▸ **Supplied data**
####

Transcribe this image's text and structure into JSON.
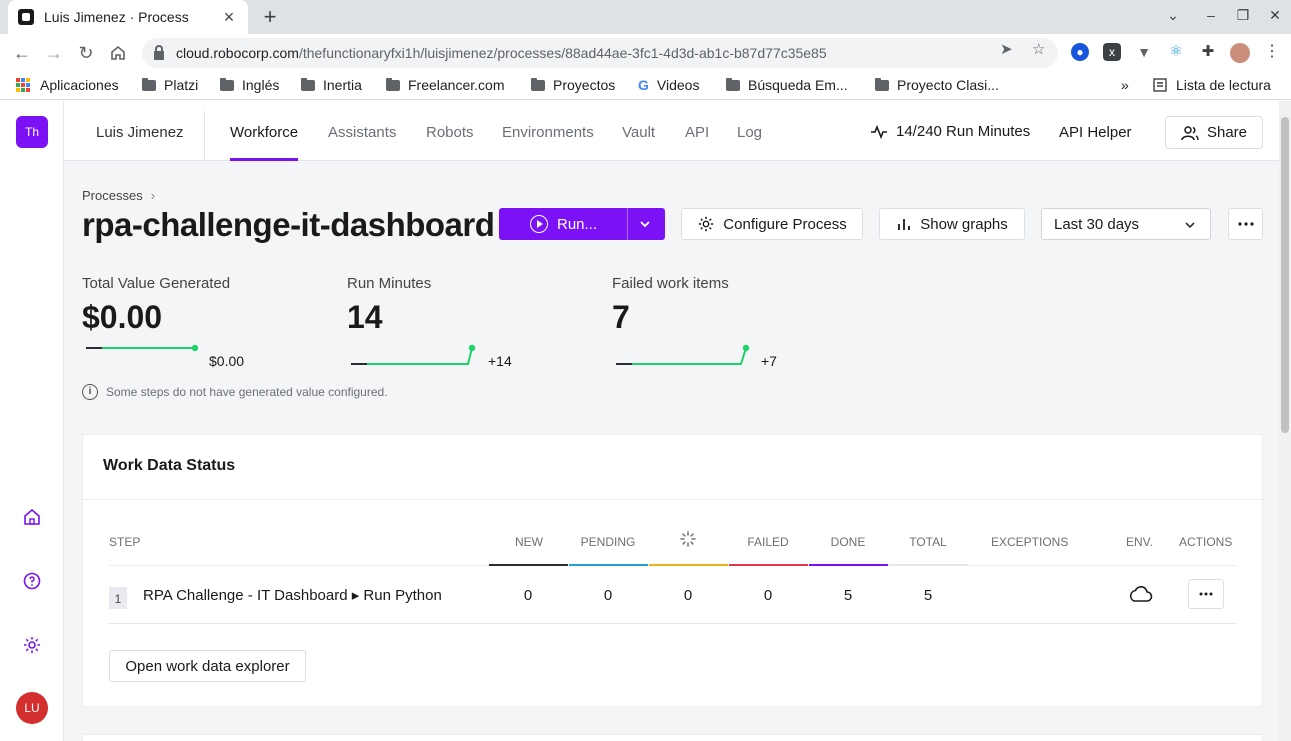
{
  "browser": {
    "tab_title": "Luis Jimenez · Process",
    "url_domain": "cloud.robocorp.com",
    "url_path": "/thefunctionaryfxi1h/luisjimenez/processes/88ad44ae-3fc1-4d3d-ab1c-b87d77c35e85",
    "bookmarks": [
      {
        "label": "Aplicaciones",
        "icon": "apps-grid-icon"
      },
      {
        "label": "Platzi",
        "icon": "folder-icon"
      },
      {
        "label": "Inglés",
        "icon": "folder-icon"
      },
      {
        "label": "Inertia",
        "icon": "folder-icon"
      },
      {
        "label": "Freelancer.com",
        "icon": "folder-icon"
      },
      {
        "label": "Proyectos",
        "icon": "folder-icon"
      },
      {
        "label": "Videos",
        "icon": "google-icon"
      },
      {
        "label": "Búsqueda Em...",
        "icon": "folder-icon"
      },
      {
        "label": "Proyecto Clasi...",
        "icon": "folder-icon"
      }
    ],
    "overflow": "»",
    "reading_list": "Lista de lectura"
  },
  "sidebar": {
    "workspace_badge": "Th",
    "user_avatar": "LU",
    "accent": "#7b12f5"
  },
  "topnav": {
    "org_name": "Luis Jimenez",
    "items": [
      "Workforce",
      "Assistants",
      "Robots",
      "Environments",
      "Vault",
      "API",
      "Log"
    ],
    "active_item": "Workforce",
    "run_minutes": "14/240 Run Minutes",
    "api_helper": "API Helper",
    "share": "Share"
  },
  "process": {
    "breadcrumb": "Processes",
    "title": "rpa-challenge-it-dashboard",
    "run_button": "Run...",
    "configure_button": "Configure Process",
    "graphs_button": "Show graphs",
    "period": "Last 30 days"
  },
  "metrics": [
    {
      "label": "Total Value Generated",
      "value": "$0.00",
      "delta": "$0.00"
    },
    {
      "label": "Run Minutes",
      "value": "14",
      "delta": "+14"
    },
    {
      "label": "Failed work items",
      "value": "7",
      "delta": "+7"
    }
  ],
  "note": "Some steps do not have generated value configured.",
  "work_data": {
    "title": "Work Data Status",
    "headers": {
      "step": "STEP",
      "new": "NEW",
      "pending": "PENDING",
      "failed": "FAILED",
      "done": "DONE",
      "total": "TOTAL",
      "exceptions": "EXCEPTIONS",
      "env": "ENV.",
      "actions": "ACTIONS"
    },
    "column_colors": [
      "#2b2d33",
      "#1fa0d8",
      "#f2b01e",
      "#e2384d",
      "#7b12f5",
      "#e3e5ea"
    ],
    "rows": [
      {
        "num": "1",
        "step": "RPA Challenge - IT Dashboard ▸ Run Python",
        "new": "0",
        "pending": "0",
        "in_progress": "0",
        "failed": "0",
        "done": "5",
        "total": "5",
        "env_icon": "cloud-icon"
      }
    ],
    "explorer_button": "Open work data explorer"
  }
}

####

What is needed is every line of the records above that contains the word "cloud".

▸ **Task answer**
    "url_domain": "cloud.robocorp.com",
        "env_icon": "cloud-icon"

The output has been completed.